Spanish elections before reforms
The Spanish government has announced that there will be no reform of the pensions system before next year’s general election.
The comments come despite a recent report by the Organisation for Economic Cooperation and Development that urged Spain to move to a career-average pension system to avoid a serious pension crisis in the near future.
The decision was made public after a meeting of the ‘Pacto de Toledo’ commission, the political think-tank formed by representatives of Spain’s political parties created to supervise the reform of the country’s social security system.
The Minister for Work, Eduardo Zaplana, said that the postponement is needed to avoid political tensions during this term - even though they still believe the move to a career-average system is necessary to face the future of the country’s system.
“We believe this is the best option to save the system, but we will not impose any reform without parliamentary consensus during this term,” he said.
The years of contributions to the social security system taken into account when receiving a pension have increased from the two last years of employment in 1985 to the current last 15 years. A move to a 30-year-average, or a career-average, would mean significant reductions in pension payments.
Learning from France, the Spanish government will not take any risks with public opposition until the next election.
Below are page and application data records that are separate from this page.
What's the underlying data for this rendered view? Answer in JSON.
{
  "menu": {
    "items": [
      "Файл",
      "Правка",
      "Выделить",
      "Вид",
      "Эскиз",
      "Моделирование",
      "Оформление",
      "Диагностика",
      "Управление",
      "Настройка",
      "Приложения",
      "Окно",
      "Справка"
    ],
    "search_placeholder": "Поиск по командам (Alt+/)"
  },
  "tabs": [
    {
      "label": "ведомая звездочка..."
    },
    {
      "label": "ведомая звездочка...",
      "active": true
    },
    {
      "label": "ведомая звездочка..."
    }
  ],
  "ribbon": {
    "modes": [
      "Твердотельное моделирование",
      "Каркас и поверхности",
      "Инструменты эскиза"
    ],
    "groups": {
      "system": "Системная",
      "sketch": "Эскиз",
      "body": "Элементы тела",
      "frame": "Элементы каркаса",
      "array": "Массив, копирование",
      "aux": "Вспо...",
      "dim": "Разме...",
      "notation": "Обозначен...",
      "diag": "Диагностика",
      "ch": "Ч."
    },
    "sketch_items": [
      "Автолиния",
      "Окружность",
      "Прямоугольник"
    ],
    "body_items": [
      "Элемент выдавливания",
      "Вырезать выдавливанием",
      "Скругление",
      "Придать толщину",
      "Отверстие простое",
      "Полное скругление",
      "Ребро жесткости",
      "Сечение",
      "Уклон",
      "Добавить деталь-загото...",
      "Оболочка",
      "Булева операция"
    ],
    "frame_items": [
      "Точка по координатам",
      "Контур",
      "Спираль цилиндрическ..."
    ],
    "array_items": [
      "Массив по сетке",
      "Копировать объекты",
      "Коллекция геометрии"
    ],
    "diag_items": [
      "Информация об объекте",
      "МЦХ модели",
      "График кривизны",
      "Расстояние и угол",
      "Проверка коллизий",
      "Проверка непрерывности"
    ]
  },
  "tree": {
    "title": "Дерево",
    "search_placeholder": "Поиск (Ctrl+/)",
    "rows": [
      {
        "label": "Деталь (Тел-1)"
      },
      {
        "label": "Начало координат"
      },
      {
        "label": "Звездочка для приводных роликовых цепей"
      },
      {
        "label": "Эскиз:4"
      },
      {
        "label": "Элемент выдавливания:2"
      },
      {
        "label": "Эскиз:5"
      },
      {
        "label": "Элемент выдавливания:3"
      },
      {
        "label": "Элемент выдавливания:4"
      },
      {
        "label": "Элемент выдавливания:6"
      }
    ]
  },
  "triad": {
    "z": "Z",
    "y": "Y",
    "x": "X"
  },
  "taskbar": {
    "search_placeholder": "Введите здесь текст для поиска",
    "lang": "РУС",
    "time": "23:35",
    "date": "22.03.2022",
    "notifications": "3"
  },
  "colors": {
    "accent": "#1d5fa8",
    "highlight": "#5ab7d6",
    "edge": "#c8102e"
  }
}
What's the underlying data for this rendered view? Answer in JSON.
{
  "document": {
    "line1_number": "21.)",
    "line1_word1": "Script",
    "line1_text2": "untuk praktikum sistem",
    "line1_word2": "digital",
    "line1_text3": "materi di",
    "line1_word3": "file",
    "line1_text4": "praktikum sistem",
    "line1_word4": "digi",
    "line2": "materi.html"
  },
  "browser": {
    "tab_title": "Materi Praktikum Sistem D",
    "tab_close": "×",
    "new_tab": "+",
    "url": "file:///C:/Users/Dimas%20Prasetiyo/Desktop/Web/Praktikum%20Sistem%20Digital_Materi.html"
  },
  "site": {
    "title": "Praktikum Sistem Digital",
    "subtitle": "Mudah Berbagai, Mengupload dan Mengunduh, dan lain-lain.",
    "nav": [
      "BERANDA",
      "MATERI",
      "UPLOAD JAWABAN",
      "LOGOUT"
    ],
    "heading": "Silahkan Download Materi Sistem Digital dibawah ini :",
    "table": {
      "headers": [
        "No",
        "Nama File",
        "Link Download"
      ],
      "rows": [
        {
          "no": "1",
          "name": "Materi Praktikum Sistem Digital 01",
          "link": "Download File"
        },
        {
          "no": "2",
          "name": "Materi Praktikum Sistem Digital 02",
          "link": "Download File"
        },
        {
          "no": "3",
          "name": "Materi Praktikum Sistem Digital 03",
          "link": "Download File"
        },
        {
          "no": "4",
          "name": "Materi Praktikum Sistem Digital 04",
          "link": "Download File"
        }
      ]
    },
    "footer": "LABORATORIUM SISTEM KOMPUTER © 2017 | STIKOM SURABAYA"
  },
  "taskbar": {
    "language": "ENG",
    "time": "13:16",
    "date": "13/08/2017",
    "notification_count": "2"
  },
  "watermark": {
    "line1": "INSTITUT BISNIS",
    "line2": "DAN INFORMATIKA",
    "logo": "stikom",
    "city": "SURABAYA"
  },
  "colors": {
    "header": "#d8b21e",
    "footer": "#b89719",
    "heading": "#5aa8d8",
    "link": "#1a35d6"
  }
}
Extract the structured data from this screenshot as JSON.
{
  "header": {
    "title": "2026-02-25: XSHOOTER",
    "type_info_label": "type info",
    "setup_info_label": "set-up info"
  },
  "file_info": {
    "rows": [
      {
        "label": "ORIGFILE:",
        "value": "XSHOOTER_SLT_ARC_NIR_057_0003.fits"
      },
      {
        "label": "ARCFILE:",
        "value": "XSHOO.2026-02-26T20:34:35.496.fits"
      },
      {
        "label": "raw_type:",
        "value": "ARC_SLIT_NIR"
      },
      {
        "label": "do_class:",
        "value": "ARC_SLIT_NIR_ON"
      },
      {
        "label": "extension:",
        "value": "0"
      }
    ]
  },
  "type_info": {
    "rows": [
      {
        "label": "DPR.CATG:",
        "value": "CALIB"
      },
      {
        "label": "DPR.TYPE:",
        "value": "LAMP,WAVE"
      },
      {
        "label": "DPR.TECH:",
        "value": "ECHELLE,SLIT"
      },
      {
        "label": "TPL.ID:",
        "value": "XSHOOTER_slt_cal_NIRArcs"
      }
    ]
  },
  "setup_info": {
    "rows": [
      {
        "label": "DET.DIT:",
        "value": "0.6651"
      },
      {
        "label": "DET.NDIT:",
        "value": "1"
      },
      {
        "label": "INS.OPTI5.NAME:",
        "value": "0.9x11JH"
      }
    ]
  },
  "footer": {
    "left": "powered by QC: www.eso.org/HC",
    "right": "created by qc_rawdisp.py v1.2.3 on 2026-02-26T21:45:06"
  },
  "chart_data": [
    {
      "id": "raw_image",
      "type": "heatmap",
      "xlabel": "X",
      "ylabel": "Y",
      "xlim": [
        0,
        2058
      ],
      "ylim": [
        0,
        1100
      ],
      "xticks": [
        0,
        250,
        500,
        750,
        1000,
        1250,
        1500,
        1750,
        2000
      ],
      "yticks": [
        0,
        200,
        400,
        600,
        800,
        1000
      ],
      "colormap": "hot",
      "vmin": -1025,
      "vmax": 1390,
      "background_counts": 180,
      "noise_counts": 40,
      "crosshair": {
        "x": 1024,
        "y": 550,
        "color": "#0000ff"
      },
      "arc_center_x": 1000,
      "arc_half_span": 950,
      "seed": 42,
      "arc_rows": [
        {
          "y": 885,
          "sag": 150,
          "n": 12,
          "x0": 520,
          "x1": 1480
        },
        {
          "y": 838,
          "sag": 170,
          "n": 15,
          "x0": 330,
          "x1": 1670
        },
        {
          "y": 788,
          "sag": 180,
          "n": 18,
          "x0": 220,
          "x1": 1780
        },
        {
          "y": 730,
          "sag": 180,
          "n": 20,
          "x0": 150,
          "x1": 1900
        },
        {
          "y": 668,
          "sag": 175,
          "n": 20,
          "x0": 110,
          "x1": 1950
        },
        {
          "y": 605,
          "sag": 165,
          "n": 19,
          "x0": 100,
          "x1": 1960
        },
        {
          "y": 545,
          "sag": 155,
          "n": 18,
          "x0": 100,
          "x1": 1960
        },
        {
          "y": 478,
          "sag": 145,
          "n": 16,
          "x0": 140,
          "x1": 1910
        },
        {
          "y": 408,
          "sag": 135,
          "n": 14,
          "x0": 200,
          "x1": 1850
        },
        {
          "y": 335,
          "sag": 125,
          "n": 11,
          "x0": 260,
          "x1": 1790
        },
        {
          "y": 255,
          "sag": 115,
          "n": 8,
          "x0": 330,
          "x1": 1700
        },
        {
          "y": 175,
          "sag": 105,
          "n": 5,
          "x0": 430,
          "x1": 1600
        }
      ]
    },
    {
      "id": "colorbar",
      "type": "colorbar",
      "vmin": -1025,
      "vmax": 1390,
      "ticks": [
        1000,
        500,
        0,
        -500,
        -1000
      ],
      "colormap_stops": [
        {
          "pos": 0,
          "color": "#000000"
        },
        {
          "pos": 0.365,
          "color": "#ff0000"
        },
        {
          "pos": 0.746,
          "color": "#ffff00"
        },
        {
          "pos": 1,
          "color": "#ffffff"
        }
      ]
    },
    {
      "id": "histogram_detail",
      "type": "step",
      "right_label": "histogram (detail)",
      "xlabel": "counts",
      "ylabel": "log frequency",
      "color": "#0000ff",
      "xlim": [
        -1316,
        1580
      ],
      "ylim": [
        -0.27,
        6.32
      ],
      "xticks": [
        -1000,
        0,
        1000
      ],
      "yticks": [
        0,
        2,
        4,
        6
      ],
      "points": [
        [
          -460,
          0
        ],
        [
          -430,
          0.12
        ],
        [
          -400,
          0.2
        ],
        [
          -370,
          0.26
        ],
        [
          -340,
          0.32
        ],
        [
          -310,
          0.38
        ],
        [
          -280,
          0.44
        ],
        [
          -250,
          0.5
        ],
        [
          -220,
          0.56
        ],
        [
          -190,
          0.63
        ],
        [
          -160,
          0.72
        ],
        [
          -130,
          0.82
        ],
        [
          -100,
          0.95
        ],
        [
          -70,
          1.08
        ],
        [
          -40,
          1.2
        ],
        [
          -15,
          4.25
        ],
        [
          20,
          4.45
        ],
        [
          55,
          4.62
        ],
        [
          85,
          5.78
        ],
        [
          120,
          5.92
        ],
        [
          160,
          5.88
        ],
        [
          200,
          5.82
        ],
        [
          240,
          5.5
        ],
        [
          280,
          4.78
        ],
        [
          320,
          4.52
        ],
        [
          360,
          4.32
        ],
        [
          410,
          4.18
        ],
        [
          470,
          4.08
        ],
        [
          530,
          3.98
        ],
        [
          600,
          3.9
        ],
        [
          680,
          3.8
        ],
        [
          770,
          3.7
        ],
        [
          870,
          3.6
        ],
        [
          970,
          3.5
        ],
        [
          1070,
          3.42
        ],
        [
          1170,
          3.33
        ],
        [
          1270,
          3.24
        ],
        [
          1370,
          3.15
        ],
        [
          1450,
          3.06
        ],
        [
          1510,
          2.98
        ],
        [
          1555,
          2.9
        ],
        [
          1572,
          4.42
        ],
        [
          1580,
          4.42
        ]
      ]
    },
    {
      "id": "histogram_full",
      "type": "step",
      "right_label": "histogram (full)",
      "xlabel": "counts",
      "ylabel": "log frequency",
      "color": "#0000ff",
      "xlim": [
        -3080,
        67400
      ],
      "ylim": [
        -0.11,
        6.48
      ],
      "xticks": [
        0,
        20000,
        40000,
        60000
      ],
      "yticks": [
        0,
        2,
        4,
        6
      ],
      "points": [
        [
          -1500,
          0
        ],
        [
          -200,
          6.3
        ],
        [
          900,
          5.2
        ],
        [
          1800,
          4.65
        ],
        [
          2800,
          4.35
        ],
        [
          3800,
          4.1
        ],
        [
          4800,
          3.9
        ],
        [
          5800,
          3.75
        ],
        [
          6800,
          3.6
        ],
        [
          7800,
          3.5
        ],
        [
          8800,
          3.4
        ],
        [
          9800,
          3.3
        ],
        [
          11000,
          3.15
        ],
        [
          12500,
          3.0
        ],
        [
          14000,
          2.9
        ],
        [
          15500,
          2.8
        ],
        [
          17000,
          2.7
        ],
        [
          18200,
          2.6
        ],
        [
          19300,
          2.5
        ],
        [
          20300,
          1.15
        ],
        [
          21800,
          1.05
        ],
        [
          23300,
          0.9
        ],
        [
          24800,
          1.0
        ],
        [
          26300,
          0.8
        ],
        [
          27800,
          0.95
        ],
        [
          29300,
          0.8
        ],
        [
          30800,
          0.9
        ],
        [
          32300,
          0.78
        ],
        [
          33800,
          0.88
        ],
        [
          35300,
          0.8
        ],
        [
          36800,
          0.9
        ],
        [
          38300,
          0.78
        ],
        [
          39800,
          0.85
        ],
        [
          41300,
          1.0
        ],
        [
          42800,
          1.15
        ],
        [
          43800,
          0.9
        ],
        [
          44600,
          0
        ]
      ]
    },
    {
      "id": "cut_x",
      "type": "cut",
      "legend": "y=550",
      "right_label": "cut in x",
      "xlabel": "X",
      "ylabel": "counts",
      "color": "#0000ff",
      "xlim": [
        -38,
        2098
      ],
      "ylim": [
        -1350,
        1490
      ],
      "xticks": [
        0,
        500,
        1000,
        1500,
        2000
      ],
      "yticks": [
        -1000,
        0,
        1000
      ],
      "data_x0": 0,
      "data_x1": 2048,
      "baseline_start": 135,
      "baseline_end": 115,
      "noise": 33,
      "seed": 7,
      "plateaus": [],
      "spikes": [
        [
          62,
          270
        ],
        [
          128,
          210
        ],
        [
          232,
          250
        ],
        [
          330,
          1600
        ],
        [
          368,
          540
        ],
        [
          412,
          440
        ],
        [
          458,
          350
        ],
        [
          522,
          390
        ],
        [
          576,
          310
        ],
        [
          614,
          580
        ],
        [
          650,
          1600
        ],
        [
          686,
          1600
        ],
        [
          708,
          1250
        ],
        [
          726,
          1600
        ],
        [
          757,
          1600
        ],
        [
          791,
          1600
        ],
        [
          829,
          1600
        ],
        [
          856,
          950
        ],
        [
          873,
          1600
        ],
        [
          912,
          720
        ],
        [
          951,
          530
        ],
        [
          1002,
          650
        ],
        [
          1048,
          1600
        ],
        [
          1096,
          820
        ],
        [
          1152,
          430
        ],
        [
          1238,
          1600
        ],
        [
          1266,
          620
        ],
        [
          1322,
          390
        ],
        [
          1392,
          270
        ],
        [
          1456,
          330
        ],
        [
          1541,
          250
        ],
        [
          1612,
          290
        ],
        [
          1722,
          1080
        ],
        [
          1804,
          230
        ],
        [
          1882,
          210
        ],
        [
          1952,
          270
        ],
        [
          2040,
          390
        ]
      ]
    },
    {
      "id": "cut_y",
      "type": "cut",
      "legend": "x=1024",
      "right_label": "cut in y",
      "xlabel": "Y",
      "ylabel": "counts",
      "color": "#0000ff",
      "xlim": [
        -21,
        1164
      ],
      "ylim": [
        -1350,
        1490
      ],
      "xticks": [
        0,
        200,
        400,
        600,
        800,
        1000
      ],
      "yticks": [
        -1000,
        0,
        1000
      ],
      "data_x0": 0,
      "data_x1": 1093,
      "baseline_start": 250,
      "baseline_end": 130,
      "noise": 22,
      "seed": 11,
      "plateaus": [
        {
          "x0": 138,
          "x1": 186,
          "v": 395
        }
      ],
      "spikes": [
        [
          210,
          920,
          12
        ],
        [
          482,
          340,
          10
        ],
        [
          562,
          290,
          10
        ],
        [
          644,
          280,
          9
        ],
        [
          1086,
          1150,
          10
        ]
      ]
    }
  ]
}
On the positive side, members of the commission of the ‘Pacto de Toledo’ also announced that they will intensify their work to be able to approve before August reforms to the 1995 agreement on the reform of the social security, including improvements to the pensions framework.